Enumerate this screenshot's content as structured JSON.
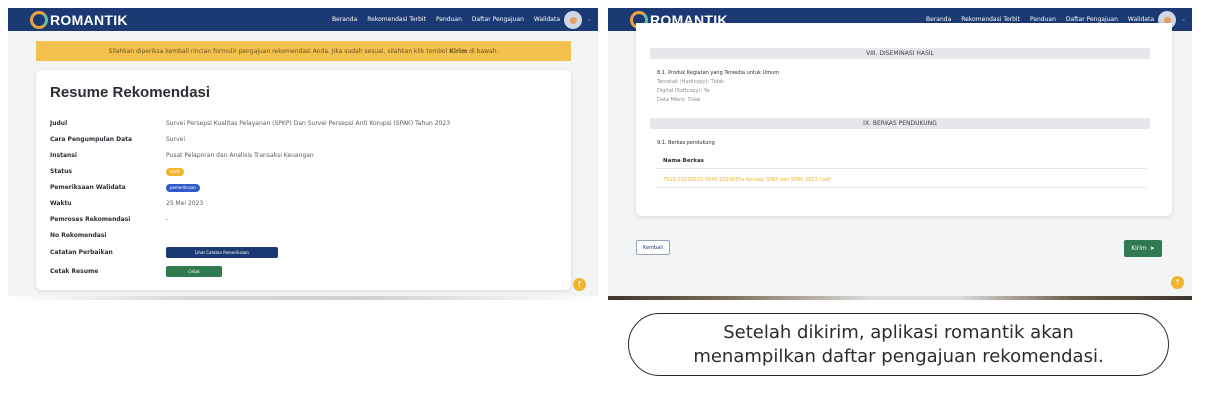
{
  "app": {
    "logo_text": "ROMANTIK",
    "nav": [
      "Beranda",
      "Rekomendasi Terbit",
      "Panduan",
      "Daftar Pengajuan",
      "Walidata"
    ],
    "colors": {
      "navbar": "#1b3a74",
      "alert": "#f2c14e",
      "accent": "#f2b32d",
      "green": "#2f7a4e"
    }
  },
  "left": {
    "alert": {
      "before": "Silahkan diperiksa kembali rincian formulir pengajuan rekomendasi Anda. Jika sudah sesuai, silahkan klik tombol",
      "bold": "Kirim",
      "after": "di bawah."
    },
    "title": "Resume Rekomendasi",
    "rows": {
      "judul": {
        "label": "Judul",
        "value": "Survei Persepsi Kualitas Pelayanan (SPKP) Dan Survei Persepsi Anti Korupsi (SPAK) Tahun 2023"
      },
      "cara": {
        "label": "Cara Pengumpulan Data",
        "value": "Survei"
      },
      "instansi": {
        "label": "Instansi",
        "value": "Pusat Pelaporan dan Analisis Transaksi Keuangan"
      },
      "status": {
        "label": "Status",
        "value": "draft"
      },
      "pemeriksaan": {
        "label": "Pemeriksaan Walidata",
        "value": "pemeriksaan"
      },
      "waktu": {
        "label": "Waktu",
        "value": "25 Mei 2023"
      },
      "pemroses": {
        "label": "Pemroses Rekomendasi",
        "value": "-"
      },
      "no": {
        "label": "No Rekomendasi",
        "value": ""
      },
      "catatan": {
        "label": "Catatan Perbaikan",
        "button": "Lihat Catatan Pemeriksaan"
      },
      "cetak": {
        "label": "Cetak Resume",
        "button": "Cetak"
      }
    }
  },
  "right": {
    "section8": "VIII. DISEMINASI HASIL",
    "produk_label": "8.1. Produk Kegiatan yang Tersedia untuk Umum",
    "produk_items": [
      "Tercetak (Hardcopy): Tidak",
      "Digital (Softcopy): Ya",
      "Data Mikro: Tidak"
    ],
    "section9": "IX. BERKAS PENDUKUNG",
    "berkas_label": "9.1. Berkas pendukung",
    "nama_berkas_header": "Nama Berkas",
    "file_name": "7519-20230525-3930-2023050x Konsep SPKP dan SPAK 2023 f.pdf",
    "kembali": "Kembali",
    "kirim": "Kirim"
  },
  "caption": {
    "line1": "Setelah dikirim, aplikasi romantik akan",
    "line2": "menampilkan daftar pengajuan rekomendasi."
  }
}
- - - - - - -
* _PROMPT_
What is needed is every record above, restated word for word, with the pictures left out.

* _RESPONSE BELOW_
Enumerate this screenshot's content as structured JSON.
{
  "app": {
    "logo_text": "ROMANTIK",
    "nav": [
      "Beranda",
      "Rekomendasi Terbit",
      "Panduan",
      "Daftar Pengajuan",
      "Walidata"
    ],
    "colors": {
      "navbar": "#1b3a74",
      "alert": "#f2c14e",
      "accent": "#f2b32d",
      "green": "#2f7a4e"
    }
  },
  "left": {
    "alert": {
      "before": "Silahkan diperiksa kembali rincian formulir pengajuan rekomendasi Anda. Jika sudah sesuai, silahkan klik tombol",
      "bold": "Kirim",
      "after": "di bawah."
    },
    "title": "Resume Rekomendasi",
    "rows": {
      "judul": {
        "label": "Judul",
        "value": "Survei Persepsi Kualitas Pelayanan (SPKP) Dan Survei Persepsi Anti Korupsi (SPAK) Tahun 2023"
      },
      "cara": {
        "label": "Cara Pengumpulan Data",
        "value": "Survei"
      },
      "instansi": {
        "label": "Instansi",
        "value": "Pusat Pelaporan dan Analisis Transaksi Keuangan"
      },
      "status": {
        "label": "Status",
        "value": "draft"
      },
      "pemeriksaan": {
        "label": "Pemeriksaan Walidata",
        "value": "pemeriksaan"
      },
      "waktu": {
        "label": "Waktu",
        "value": "25 Mei 2023"
      },
      "pemroses": {
        "label": "Pemroses Rekomendasi",
        "value": "-"
      },
      "no": {
        "label": "No Rekomendasi",
        "value": ""
      },
      "catatan": {
        "label": "Catatan Perbaikan",
        "button": "Lihat Catatan Pemeriksaan"
      },
      "cetak": {
        "label": "Cetak Resume",
        "button": "Cetak"
      }
    }
  },
  "right": {
    "section8": "VIII. DISEMINASI HASIL",
    "produk_label": "8.1. Produk Kegiatan yang Tersedia untuk Umum",
    "produk_items": [
      "Tercetak (Hardcopy): Tidak",
      "Digital (Softcopy): Ya",
      "Data Mikro: Tidak"
    ],
    "section9": "IX. BERKAS PENDUKUNG",
    "berkas_label": "9.1. Berkas pendukung",
    "nama_berkas_header": "Nama Berkas",
    "file_name": "7519-20230525-3930-2023050x Konsep SPKP dan SPAK 2023 f.pdf",
    "kembali": "Kembali",
    "kirim": "Kirim"
  },
  "caption": {
    "line1": "Setelah dikirim, aplikasi romantik akan",
    "line2": "menampilkan daftar pengajuan rekomendasi."
  }
}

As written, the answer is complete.